(Material provided)

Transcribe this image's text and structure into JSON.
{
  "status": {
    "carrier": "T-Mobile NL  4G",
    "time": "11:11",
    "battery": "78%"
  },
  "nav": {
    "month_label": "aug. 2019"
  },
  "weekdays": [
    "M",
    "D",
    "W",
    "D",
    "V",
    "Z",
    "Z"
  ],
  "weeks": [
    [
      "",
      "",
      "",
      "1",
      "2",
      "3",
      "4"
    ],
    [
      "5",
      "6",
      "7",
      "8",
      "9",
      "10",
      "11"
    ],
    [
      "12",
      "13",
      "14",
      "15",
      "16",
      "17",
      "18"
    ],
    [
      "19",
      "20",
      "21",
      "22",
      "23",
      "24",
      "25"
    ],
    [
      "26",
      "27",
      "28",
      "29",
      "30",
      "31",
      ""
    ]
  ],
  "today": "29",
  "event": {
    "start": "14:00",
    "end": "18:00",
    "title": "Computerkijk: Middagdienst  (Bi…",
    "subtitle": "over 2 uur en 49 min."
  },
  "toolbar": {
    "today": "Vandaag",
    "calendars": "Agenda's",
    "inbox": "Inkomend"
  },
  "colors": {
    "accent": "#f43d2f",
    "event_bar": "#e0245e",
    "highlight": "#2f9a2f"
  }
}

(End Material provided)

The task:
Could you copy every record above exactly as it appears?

Answer section:
Transcribe this image's text and structure into JSON.
{
  "status": {
    "carrier": "T-Mobile NL  4G",
    "time": "11:11",
    "battery": "78%"
  },
  "nav": {
    "month_label": "aug. 2019"
  },
  "weekdays": [
    "M",
    "D",
    "W",
    "D",
    "V",
    "Z",
    "Z"
  ],
  "weeks": [
    [
      "",
      "",
      "",
      "1",
      "2",
      "3",
      "4"
    ],
    [
      "5",
      "6",
      "7",
      "8",
      "9",
      "10",
      "11"
    ],
    [
      "12",
      "13",
      "14",
      "15",
      "16",
      "17",
      "18"
    ],
    [
      "19",
      "20",
      "21",
      "22",
      "23",
      "24",
      "25"
    ],
    [
      "26",
      "27",
      "28",
      "29",
      "30",
      "31",
      ""
    ]
  ],
  "today": "29",
  "event": {
    "start": "14:00",
    "end": "18:00",
    "title": "Computerkijk: Middagdienst  (Bi…",
    "subtitle": "over 2 uur en 49 min."
  },
  "toolbar": {
    "today": "Vandaag",
    "calendars": "Agenda's",
    "inbox": "Inkomend"
  },
  "colors": {
    "accent": "#f43d2f",
    "event_bar": "#e0245e",
    "highlight": "#2f9a2f"
  }
}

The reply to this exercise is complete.